Lidia Apostol's Letter to the Editor on the Hidden Treasures Session
I am honored to be part of the 2015-2016 Leadership Tangipahoa class. It is a remarkable program that offers great benefits to the individuals in the class and the parish. Once a month we meet with an extraordinary group of leaders and discover various aspects of Tangipahoa Parish. Our November session was called Hidden Treasures. Indeed, I discovered a great deal of treasures hidden right here in Tangipahoa Parish.
We started the day at the Tangipahoa Parish Tourist Center with Nicols Howard, who shared with the class the history of Tangipahoa Parish. The parish was founded in 1869. Shortly after, the New Orleans Jackson Great Northern Railroad was built. You ever noticed that the towns in Tangipahoa Parish are marked at exactly 10 miles intervals? It turns out that the train engine needed to be refueled every 10miles. How interesting. Mr. Howard also talked about the history of the Sicilians in Tangipahoa Parish. Our next stop was focused on the preservation of the Sicilian community, the Independence Heritage Museum. All the items in the museum were donated by families. There were lots of pictures, arts, tools, and other items in the museum.
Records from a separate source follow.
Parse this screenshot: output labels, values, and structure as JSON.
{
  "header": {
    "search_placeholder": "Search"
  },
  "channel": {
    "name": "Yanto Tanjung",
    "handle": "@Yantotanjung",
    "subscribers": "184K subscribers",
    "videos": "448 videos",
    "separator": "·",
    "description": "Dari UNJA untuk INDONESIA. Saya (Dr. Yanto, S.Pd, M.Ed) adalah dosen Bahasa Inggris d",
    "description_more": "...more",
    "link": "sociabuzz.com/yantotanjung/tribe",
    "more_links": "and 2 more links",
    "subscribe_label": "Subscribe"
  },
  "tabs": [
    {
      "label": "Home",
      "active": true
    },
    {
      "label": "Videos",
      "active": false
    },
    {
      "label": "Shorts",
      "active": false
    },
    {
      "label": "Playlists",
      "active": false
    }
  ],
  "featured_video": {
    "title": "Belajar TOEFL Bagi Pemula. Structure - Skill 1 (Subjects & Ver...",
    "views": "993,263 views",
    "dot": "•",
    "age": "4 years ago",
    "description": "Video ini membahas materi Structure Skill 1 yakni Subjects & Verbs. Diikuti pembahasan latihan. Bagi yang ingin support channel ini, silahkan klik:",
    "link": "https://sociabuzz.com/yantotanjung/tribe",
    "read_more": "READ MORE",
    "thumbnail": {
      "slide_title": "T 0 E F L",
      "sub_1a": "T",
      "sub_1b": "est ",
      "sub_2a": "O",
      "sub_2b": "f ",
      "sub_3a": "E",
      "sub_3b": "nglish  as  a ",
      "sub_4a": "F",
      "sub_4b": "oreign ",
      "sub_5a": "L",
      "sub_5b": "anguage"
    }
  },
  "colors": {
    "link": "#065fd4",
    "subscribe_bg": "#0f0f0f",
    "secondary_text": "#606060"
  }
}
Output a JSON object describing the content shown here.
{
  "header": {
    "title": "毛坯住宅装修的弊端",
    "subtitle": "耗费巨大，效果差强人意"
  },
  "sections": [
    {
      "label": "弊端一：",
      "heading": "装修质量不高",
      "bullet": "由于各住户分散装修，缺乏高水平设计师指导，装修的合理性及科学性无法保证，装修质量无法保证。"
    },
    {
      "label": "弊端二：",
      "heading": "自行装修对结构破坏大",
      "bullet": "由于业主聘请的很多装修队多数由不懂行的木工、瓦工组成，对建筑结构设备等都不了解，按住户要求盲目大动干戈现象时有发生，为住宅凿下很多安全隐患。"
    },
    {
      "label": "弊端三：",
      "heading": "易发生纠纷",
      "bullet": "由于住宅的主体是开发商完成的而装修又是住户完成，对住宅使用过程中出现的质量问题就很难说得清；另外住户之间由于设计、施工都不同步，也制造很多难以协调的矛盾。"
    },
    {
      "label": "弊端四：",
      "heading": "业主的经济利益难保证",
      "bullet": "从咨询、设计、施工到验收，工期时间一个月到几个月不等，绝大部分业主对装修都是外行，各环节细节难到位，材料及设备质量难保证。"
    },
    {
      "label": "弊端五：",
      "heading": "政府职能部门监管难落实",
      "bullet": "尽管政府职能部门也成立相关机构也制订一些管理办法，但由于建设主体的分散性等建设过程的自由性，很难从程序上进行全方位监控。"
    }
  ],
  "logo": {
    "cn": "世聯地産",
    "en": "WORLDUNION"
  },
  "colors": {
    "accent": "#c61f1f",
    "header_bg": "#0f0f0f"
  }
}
Next we took a wagon ride at Liuzza Land. Elizabeth and Tonya talked to the class about how the farm is providing fresh fruits and vegetables to Louisiana for five generations. In addition to growing produce, Liuzza Land is now open to the public for field trips, weddings, birthdays, and other events. It is a fun place for children to see the goats, ponies, zebras, peacocks, and all kinds of other animals. Children also see how all the vegetables grow. Not to mention that Santa Claus will stop by in December at the farm.
After the farm adventure, the class went to the Renaissance Festival near Hammond, LA. Alvon Brumfield showed us around the 16 acres of this unique "outdoor seasonal theme park" as he described it. Whether you want to have tea with the Queen, see the glass blower or the cooper's shop, watch a puppet show, laugh with the comedians, or even milk a goat, there is something for everyone at the Renaissance Festival. The Festival takes place every year for 6 weekends after Halloween.
A new treasure of Tangipahoa Parish will be Reunion Lake. It is a RV Resort that will open in the beginning of 2016. It looks like the Resort will have 3 pools with one for adults featuring a bar in it, a teen house, playgrounds for the smaller children, a lake house, an outdoor amphitheater, and much more.
We then went to the Chappapeela Sports Park. The park offers soccer, baseball, and football fields on the 110acres, 3 play grounds, a splash pad, and a nice walking trail. Lots of opportunities for families to enjoy the outdoors at Chappapeela Sports Park.
Our next stop was at the Tangipahoa African American Heritage Museum. The beautiful collection of murals, artifacts, photographs and art works, tell the story of the African American people on their journey from Africa to Hammond, Louisiana. I was impressed by the beauty and the details on the murals, a real hidden treasure in downtown Hammond.
We ended our day at Gnarly Barley Brewery in Hammond, where Zac Caramonta, the co-founder gave the class a tour of the brewery and shared the secrets of the brewing process. The company started in a garage, however today their beer is served in 350 locations in Louisiana and Mississippi. It is not surprising, since the beer tasted really good. Gnarly Barley is a success story right here in Hammond, where dedication, passion, and hard work pays off.
We managed to discover a great deal of hidden treasures in one day. I am really looking forward to what is in store for our group for the rest of the year. On behalf of 2015-2016 Leadership Class I would like to thank Tangi Tourism for putting together such an amazing schedule and for providing transportation and a delicious lunch for the Hidden Treasures Session.
Lee Gray, CPA